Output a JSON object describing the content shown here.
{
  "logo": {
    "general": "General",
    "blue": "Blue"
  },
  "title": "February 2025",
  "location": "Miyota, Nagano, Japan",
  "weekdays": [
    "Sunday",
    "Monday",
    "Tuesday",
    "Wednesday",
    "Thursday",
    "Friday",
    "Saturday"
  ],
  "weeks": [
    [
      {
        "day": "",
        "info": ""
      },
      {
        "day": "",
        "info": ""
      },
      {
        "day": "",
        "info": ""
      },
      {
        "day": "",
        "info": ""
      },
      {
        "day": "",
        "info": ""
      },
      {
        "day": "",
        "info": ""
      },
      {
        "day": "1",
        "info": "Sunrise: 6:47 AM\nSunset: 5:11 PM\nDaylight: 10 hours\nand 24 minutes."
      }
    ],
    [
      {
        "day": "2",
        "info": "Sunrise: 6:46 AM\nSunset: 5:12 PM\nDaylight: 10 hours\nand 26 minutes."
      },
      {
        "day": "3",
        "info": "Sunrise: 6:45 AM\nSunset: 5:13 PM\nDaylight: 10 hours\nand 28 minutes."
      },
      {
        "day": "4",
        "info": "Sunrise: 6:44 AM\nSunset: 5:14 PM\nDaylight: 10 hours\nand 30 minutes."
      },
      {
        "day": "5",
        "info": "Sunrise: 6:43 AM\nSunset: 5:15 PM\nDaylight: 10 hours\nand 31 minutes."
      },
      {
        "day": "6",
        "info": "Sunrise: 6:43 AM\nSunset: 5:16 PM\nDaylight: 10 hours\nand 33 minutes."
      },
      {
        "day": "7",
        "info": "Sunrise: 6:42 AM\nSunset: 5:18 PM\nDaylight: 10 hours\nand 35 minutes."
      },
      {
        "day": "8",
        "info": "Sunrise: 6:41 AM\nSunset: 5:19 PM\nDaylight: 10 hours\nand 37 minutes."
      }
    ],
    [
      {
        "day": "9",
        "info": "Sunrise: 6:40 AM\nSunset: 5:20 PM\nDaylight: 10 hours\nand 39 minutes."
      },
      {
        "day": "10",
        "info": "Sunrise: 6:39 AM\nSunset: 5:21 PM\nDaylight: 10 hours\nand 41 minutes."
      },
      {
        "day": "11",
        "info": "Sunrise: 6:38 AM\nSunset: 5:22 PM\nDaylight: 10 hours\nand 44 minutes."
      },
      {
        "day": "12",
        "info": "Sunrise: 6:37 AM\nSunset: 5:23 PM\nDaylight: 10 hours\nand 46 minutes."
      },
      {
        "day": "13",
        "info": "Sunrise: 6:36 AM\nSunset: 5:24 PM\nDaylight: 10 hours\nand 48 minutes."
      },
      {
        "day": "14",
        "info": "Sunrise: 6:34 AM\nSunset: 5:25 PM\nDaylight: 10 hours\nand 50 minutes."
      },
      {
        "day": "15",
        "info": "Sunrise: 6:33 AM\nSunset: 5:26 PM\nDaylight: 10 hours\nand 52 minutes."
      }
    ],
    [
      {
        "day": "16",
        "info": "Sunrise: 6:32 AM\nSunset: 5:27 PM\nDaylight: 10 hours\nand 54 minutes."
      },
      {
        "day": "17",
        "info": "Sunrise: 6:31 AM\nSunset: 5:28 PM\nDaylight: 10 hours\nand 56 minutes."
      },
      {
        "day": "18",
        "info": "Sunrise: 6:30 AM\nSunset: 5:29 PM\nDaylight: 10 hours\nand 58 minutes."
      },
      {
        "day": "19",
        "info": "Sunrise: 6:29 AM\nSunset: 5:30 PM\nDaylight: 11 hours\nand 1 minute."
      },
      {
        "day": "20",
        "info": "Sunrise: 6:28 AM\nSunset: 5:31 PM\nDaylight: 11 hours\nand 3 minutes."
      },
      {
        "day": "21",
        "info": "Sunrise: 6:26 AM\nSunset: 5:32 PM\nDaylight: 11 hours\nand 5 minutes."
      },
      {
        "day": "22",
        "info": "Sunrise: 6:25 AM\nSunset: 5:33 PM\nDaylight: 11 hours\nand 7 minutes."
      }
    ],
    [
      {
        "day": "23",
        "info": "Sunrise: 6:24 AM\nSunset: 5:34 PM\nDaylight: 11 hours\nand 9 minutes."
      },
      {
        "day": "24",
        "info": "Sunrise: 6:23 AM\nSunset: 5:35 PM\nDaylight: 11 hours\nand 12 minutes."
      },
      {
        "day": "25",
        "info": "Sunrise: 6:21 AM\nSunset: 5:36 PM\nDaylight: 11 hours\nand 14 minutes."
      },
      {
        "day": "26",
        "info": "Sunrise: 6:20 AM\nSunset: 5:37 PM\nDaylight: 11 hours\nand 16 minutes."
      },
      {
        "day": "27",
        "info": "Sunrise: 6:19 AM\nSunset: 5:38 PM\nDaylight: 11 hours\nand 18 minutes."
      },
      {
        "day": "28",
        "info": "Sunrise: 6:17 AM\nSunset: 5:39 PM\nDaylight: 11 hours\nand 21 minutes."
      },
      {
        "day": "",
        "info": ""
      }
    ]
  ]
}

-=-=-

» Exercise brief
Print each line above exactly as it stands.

» Solution to this exercise
Output a JSON object describing the content shown here.
{
  "logo": {
    "general": "General",
    "blue": "Blue"
  },
  "title": "February 2025",
  "location": "Miyota, Nagano, Japan",
  "weekdays": [
    "Sunday",
    "Monday",
    "Tuesday",
    "Wednesday",
    "Thursday",
    "Friday",
    "Saturday"
  ],
  "weeks": [
    [
      {
        "day": "",
        "info": ""
      },
      {
        "day": "",
        "info": ""
      },
      {
        "day": "",
        "info": ""
      },
      {
        "day": "",
        "info": ""
      },
      {
        "day": "",
        "info": ""
      },
      {
        "day": "",
        "info": ""
      },
      {
        "day": "1",
        "info": "Sunrise: 6:47 AM\nSunset: 5:11 PM\nDaylight: 10 hours\nand 24 minutes."
      }
    ],
    [
      {
        "day": "2",
        "info": "Sunrise: 6:46 AM\nSunset: 5:12 PM\nDaylight: 10 hours\nand 26 minutes."
      },
      {
        "day": "3",
        "info": "Sunrise: 6:45 AM\nSunset: 5:13 PM\nDaylight: 10 hours\nand 28 minutes."
      },
      {
        "day": "4",
        "info": "Sunrise: 6:44 AM\nSunset: 5:14 PM\nDaylight: 10 hours\nand 30 minutes."
      },
      {
        "day": "5",
        "info": "Sunrise: 6:43 AM\nSunset: 5:15 PM\nDaylight: 10 hours\nand 31 minutes."
      },
      {
        "day": "6",
        "info": "Sunrise: 6:43 AM\nSunset: 5:16 PM\nDaylight: 10 hours\nand 33 minutes."
      },
      {
        "day": "7",
        "info": "Sunrise: 6:42 AM\nSunset: 5:18 PM\nDaylight: 10 hours\nand 35 minutes."
      },
      {
        "day": "8",
        "info": "Sunrise: 6:41 AM\nSunset: 5:19 PM\nDaylight: 10 hours\nand 37 minutes."
      }
    ],
    [
      {
        "day": "9",
        "info": "Sunrise: 6:40 AM\nSunset: 5:20 PM\nDaylight: 10 hours\nand 39 minutes."
      },
      {
        "day": "10",
        "info": "Sunrise: 6:39 AM\nSunset: 5:21 PM\nDaylight: 10 hours\nand 41 minutes."
      },
      {
        "day": "11",
        "info": "Sunrise: 6:38 AM\nSunset: 5:22 PM\nDaylight: 10 hours\nand 44 minutes."
      },
      {
        "day": "12",
        "info": "Sunrise: 6:37 AM\nSunset: 5:23 PM\nDaylight: 10 hours\nand 46 minutes."
      },
      {
        "day": "13",
        "info": "Sunrise: 6:36 AM\nSunset: 5:24 PM\nDaylight: 10 hours\nand 48 minutes."
      },
      {
        "day": "14",
        "info": "Sunrise: 6:34 AM\nSunset: 5:25 PM\nDaylight: 10 hours\nand 50 minutes."
      },
      {
        "day": "15",
        "info": "Sunrise: 6:33 AM\nSunset: 5:26 PM\nDaylight: 10 hours\nand 52 minutes."
      }
    ],
    [
      {
        "day": "16",
        "info": "Sunrise: 6:32 AM\nSunset: 5:27 PM\nDaylight: 10 hours\nand 54 minutes."
      },
      {
        "day": "17",
        "info": "Sunrise: 6:31 AM\nSunset: 5:28 PM\nDaylight: 10 hours\nand 56 minutes."
      },
      {
        "day": "18",
        "info": "Sunrise: 6:30 AM\nSunset: 5:29 PM\nDaylight: 10 hours\nand 58 minutes."
      },
      {
        "day": "19",
        "info": "Sunrise: 6:29 AM\nSunset: 5:30 PM\nDaylight: 11 hours\nand 1 minute."
      },
      {
        "day": "20",
        "info": "Sunrise: 6:28 AM\nSunset: 5:31 PM\nDaylight: 11 hours\nand 3 minutes."
      },
      {
        "day": "21",
        "info": "Sunrise: 6:26 AM\nSunset: 5:32 PM\nDaylight: 11 hours\nand 5 minutes."
      },
      {
        "day": "22",
        "info": "Sunrise: 6:25 AM\nSunset: 5:33 PM\nDaylight: 11 hours\nand 7 minutes."
      }
    ],
    [
      {
        "day": "23",
        "info": "Sunrise: 6:24 AM\nSunset: 5:34 PM\nDaylight: 11 hours\nand 9 minutes."
      },
      {
        "day": "24",
        "info": "Sunrise: 6:23 AM\nSunset: 5:35 PM\nDaylight: 11 hours\nand 12 minutes."
      },
      {
        "day": "25",
        "info": "Sunrise: 6:21 AM\nSunset: 5:36 PM\nDaylight: 11 hours\nand 14 minutes."
      },
      {
        "day": "26",
        "info": "Sunrise: 6:20 AM\nSunset: 5:37 PM\nDaylight: 11 hours\nand 16 minutes."
      },
      {
        "day": "27",
        "info": "Sunrise: 6:19 AM\nSunset: 5:38 PM\nDaylight: 11 hours\nand 18 minutes."
      },
      {
        "day": "28",
        "info": "Sunrise: 6:17 AM\nSunset: 5:39 PM\nDaylight: 11 hours\nand 21 minutes."
      },
      {
        "day": "",
        "info": ""
      }
    ]
  ]
}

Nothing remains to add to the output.